> **THE DATA**
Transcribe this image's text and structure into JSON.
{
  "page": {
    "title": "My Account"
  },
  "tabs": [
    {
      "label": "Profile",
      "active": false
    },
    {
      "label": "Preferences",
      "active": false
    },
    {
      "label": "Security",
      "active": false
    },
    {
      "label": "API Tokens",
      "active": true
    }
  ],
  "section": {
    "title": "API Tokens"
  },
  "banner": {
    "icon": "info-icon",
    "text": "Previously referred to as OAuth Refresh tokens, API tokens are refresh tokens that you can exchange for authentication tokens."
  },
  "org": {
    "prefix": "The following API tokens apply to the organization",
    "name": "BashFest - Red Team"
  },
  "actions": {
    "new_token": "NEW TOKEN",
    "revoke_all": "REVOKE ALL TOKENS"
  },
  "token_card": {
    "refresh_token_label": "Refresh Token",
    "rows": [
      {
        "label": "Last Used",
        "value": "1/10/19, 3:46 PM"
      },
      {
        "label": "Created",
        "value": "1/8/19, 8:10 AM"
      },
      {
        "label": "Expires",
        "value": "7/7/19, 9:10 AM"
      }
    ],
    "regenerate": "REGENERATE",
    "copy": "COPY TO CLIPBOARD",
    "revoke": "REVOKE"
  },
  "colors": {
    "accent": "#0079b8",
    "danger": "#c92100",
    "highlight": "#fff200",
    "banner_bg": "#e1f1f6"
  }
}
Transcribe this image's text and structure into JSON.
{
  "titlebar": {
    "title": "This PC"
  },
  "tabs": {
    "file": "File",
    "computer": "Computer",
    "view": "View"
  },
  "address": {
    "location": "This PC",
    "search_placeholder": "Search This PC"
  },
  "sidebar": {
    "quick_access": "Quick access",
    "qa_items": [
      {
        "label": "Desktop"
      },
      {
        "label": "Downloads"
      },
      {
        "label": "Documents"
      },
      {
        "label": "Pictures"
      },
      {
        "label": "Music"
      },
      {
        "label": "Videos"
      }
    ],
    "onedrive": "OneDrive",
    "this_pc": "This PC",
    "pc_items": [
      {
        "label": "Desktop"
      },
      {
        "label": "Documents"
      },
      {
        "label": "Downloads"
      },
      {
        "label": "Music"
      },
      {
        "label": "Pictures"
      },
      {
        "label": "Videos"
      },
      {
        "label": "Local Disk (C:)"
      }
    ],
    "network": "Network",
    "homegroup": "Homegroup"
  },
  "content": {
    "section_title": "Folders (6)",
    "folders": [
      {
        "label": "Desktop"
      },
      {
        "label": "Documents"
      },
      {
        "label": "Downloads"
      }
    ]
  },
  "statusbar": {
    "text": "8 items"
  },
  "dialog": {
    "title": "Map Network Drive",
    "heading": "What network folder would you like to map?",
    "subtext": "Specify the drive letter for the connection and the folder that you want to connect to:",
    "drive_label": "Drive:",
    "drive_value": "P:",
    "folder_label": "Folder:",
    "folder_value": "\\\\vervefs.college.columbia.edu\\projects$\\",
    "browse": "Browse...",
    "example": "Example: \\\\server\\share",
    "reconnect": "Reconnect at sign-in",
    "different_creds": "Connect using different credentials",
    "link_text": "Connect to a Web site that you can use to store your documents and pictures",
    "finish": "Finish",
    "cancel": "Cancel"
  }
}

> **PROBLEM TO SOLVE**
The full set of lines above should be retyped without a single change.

> **EXERCISE RESULT**
Transcribe this image's text and structure into JSON.
{
  "page": {
    "title": "My Account"
  },
  "tabs": [
    {
      "label": "Profile",
      "active": false
    },
    {
      "label": "Preferences",
      "active": false
    },
    {
      "label": "Security",
      "active": false
    },
    {
      "label": "API Tokens",
      "active": true
    }
  ],
  "section": {
    "title": "API Tokens"
  },
  "banner": {
    "icon": "info-icon",
    "text": "Previously referred to as OAuth Refresh tokens, API tokens are refresh tokens that you can exchange for authentication tokens."
  },
  "org": {
    "prefix": "The following API tokens apply to the organization",
    "name": "BashFest - Red Team"
  },
  "actions": {
    "new_token": "NEW TOKEN",
    "revoke_all": "REVOKE ALL TOKENS"
  },
  "token_card": {
    "refresh_token_label": "Refresh Token",
    "rows": [
      {
        "label": "Last Used",
        "value": "1/10/19, 3:46 PM"
      },
      {
        "label": "Created",
        "value": "1/8/19, 8:10 AM"
      },
      {
        "label": "Expires",
        "value": "7/7/19, 9:10 AM"
      }
    ],
    "regenerate": "REGENERATE",
    "copy": "COPY TO CLIPBOARD",
    "revoke": "REVOKE"
  },
  "colors": {
    "accent": "#0079b8",
    "danger": "#c92100",
    "highlight": "#fff200",
    "banner_bg": "#e1f1f6"
  }
}
Transcribe this image's text and structure into JSON.
{
  "titlebar": {
    "title": "This PC"
  },
  "tabs": {
    "file": "File",
    "computer": "Computer",
    "view": "View"
  },
  "address": {
    "location": "This PC",
    "search_placeholder": "Search This PC"
  },
  "sidebar": {
    "quick_access": "Quick access",
    "qa_items": [
      {
        "label": "Desktop"
      },
      {
        "label": "Downloads"
      },
      {
        "label": "Documents"
      },
      {
        "label": "Pictures"
      },
      {
        "label": "Music"
      },
      {
        "label": "Videos"
      }
    ],
    "onedrive": "OneDrive",
    "this_pc": "This PC",
    "pc_items": [
      {
        "label": "Desktop"
      },
      {
        "label": "Documents"
      },
      {
        "label": "Downloads"
      },
      {
        "label": "Music"
      },
      {
        "label": "Pictures"
      },
      {
        "label": "Videos"
      },
      {
        "label": "Local Disk (C:)"
      }
    ],
    "network": "Network",
    "homegroup": "Homegroup"
  },
  "content": {
    "section_title": "Folders (6)",
    "folders": [
      {
        "label": "Desktop"
      },
      {
        "label": "Documents"
      },
      {
        "label": "Downloads"
      }
    ]
  },
  "statusbar": {
    "text": "8 items"
  },
  "dialog": {
    "title": "Map Network Drive",
    "heading": "What network folder would you like to map?",
    "subtext": "Specify the drive letter for the connection and the folder that you want to connect to:",
    "drive_label": "Drive:",
    "drive_value": "P:",
    "folder_label": "Folder:",
    "folder_value": "\\\\vervefs.college.columbia.edu\\projects$\\",
    "browse": "Browse...",
    "example": "Example: \\\\server\\share",
    "reconnect": "Reconnect at sign-in",
    "different_creds": "Connect using different credentials",
    "link_text": "Connect to a Web site that you can use to store your documents and pictures",
    "finish": "Finish",
    "cancel": "Cancel"
  }
}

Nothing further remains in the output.